Records provided Block Start
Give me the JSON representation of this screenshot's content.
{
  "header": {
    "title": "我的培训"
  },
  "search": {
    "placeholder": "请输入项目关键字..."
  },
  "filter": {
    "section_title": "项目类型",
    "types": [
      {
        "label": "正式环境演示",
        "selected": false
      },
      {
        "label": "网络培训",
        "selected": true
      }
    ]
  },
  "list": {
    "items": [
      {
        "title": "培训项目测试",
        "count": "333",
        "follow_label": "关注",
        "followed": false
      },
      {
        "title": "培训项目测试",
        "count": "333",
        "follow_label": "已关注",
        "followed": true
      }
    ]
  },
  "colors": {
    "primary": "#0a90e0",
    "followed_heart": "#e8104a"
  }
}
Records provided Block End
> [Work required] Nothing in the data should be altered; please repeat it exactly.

> [Output for this task]
Give me the JSON representation of this screenshot's content.
{
  "header": {
    "title": "我的培训"
  },
  "search": {
    "placeholder": "请输入项目关键字..."
  },
  "filter": {
    "section_title": "项目类型",
    "types": [
      {
        "label": "正式环境演示",
        "selected": false
      },
      {
        "label": "网络培训",
        "selected": true
      }
    ]
  },
  "list": {
    "items": [
      {
        "title": "培训项目测试",
        "count": "333",
        "follow_label": "关注",
        "followed": false
      },
      {
        "title": "培训项目测试",
        "count": "333",
        "follow_label": "已关注",
        "followed": true
      }
    ]
  },
  "colors": {
    "primary": "#0a90e0",
    "followed_heart": "#e8104a"
  }
}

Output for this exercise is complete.